------ Available data ------

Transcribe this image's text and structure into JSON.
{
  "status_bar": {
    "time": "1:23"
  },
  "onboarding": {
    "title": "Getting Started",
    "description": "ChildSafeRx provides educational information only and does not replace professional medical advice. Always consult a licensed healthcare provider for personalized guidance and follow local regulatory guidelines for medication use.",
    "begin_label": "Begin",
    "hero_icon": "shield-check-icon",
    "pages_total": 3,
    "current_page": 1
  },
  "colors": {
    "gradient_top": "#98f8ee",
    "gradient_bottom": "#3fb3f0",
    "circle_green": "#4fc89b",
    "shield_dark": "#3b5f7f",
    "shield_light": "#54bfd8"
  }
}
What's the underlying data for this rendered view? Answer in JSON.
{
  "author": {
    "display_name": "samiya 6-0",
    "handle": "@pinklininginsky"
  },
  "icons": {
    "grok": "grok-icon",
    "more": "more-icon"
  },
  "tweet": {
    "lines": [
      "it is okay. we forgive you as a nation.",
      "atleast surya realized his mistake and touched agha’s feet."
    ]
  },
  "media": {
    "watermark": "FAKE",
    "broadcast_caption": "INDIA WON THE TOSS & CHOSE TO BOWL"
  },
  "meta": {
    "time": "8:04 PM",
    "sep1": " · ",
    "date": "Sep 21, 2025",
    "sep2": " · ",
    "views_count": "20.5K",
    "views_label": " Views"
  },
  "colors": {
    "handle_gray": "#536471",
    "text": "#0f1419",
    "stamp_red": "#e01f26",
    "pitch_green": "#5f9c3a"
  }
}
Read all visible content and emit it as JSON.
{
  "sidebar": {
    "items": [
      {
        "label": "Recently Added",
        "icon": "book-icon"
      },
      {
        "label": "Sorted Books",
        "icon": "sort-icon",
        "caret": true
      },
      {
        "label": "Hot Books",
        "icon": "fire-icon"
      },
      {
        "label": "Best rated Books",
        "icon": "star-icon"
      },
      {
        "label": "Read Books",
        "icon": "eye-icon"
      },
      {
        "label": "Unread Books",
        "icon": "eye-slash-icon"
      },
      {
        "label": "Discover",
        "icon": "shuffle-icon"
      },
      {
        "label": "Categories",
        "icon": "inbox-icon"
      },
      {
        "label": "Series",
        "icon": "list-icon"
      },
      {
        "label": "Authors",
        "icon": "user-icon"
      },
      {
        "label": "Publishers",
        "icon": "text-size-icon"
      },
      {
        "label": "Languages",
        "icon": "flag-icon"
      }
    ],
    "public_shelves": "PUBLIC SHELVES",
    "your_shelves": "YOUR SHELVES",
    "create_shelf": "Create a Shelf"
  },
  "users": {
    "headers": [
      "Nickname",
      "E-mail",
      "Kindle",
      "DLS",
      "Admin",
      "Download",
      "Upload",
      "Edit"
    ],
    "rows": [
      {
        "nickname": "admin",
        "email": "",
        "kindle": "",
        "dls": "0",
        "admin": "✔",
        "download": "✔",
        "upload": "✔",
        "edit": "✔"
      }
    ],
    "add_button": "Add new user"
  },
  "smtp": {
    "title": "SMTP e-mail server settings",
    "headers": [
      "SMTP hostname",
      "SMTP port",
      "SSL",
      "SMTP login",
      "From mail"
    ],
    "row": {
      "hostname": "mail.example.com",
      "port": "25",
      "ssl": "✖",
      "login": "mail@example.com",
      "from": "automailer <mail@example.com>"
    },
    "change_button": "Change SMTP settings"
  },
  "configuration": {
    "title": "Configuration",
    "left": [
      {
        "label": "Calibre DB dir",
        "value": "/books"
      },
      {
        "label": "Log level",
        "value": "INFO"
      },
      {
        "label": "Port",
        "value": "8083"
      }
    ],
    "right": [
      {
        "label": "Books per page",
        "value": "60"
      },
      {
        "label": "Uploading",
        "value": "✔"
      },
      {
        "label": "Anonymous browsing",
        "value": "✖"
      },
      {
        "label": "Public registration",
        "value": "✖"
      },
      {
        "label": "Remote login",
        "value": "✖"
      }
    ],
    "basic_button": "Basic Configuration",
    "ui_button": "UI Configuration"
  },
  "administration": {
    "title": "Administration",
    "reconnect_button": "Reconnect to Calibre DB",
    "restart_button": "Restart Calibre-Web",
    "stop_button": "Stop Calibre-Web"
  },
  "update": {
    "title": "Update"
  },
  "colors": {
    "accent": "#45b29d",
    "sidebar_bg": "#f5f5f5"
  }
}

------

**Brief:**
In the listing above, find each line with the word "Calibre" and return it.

**Answer to this task:**
        "label": "Calibre DB dir",
    "reconnect_button": "Reconnect to Calibre DB",
    "restart_button": "Restart Calibre-Web",
    "stop_button": "Stop Calibre-Web"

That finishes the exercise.